Dr. Tashjian: I would tell them first that it’s different from what their perception of a kind of an inlay implant is.
Most people’s concept of kind of an inlay or an inset is that Arthrosurface device, which is very different from a technical standpoint and the bi-mechanical principles of it.
So I think that that is the first thing that I would tell people is that your preconceived notion with regards to what this implant is is not what is currently available on the market for public consumption.
The second thing I would say is that it really doesn’t change your surgical steps if you want to think of it. It doesn’t significantly alter the process of doing the standard total shoulder and the glenoid component.
Sometimes that can worry surgeons is that doing new things or multiple different steps or using extremely different types of instrumentation can be intimidating, and I tell them that’s not the case with this.
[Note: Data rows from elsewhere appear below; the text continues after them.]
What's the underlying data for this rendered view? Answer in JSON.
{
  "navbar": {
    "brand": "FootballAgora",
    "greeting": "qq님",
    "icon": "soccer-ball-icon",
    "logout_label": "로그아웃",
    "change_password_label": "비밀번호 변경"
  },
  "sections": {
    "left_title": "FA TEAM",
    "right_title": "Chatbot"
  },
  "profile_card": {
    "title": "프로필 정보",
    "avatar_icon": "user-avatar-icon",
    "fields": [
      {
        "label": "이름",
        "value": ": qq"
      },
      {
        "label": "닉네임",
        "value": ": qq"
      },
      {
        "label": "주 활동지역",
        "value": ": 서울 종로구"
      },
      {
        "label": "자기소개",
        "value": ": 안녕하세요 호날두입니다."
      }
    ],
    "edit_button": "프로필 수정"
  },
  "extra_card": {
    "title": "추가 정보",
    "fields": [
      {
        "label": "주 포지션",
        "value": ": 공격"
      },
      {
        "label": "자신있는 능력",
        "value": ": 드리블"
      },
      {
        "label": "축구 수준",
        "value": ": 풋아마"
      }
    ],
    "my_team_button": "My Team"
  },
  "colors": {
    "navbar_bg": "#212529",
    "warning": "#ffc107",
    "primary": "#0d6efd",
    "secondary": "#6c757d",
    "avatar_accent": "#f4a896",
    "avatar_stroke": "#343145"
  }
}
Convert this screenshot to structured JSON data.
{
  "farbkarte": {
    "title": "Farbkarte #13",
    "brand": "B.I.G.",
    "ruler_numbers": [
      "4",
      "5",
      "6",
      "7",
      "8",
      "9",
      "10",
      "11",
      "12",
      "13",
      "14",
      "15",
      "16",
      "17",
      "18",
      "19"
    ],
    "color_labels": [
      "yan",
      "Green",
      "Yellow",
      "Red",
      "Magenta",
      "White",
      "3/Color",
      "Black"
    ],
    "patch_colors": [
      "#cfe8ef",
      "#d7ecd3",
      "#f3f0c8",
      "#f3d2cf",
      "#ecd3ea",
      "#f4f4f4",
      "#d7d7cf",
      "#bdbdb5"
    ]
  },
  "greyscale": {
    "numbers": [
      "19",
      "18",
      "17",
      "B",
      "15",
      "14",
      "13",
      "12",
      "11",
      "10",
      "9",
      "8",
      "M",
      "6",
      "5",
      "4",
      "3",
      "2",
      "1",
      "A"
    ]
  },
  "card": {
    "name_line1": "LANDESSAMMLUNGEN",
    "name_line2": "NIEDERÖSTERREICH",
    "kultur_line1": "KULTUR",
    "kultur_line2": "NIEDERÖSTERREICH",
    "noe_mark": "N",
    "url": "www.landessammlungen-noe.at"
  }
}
It’s actually even simpler and more basic.
The third concern that people typically will have with this when I’m talking to them is bone removal. Their concern is that because this is an inset glenoid implant, they’re actually removing more bone than you typically would with an onlay implant and that is actually not correct.
Volumetrically, you’re probably removing less bone because with this implant, you don’t have to correct as much in terms of their version when you’re actually putting the implant in.
In many ways when we’re doing a typical onlay, we’re correcting and we’re moving bone, and so you have to correct some with this, but you probably don’t have to correct as much with this implant, and therefore the overall amount of bone that you’re actually probably removing is actually less than a typical onlay implant.
So those three things.
1). It’s not like what everyone else has. With the other implants out there, basically the Arthrosurface, which everyone kind of has this impression of what this really is, it’s a completely different design, mechanics are different, etc..
2. That it doesn’t add steps and it’s very similar to what you’re used to, and even probably more simple.
3. The concern about bone removal is that the relative amount of bone removal is probably the same or even less than a standard onlay implant.
David Blue: Would you have any tips or pieces of advice that you would give other surgeons when they’re first using the system?
Dr. Tashjian: Yes – use it in a simple situation first.
Don’t try to use it in a C-type glenoid or a highly subluxxed or highly eroded glenoid. Take the easiest glenoid, A-type, A1 glenoid that you can possibly get, and use that as the first cases, or case, or cases that you do to get comfortable with the instrumentation.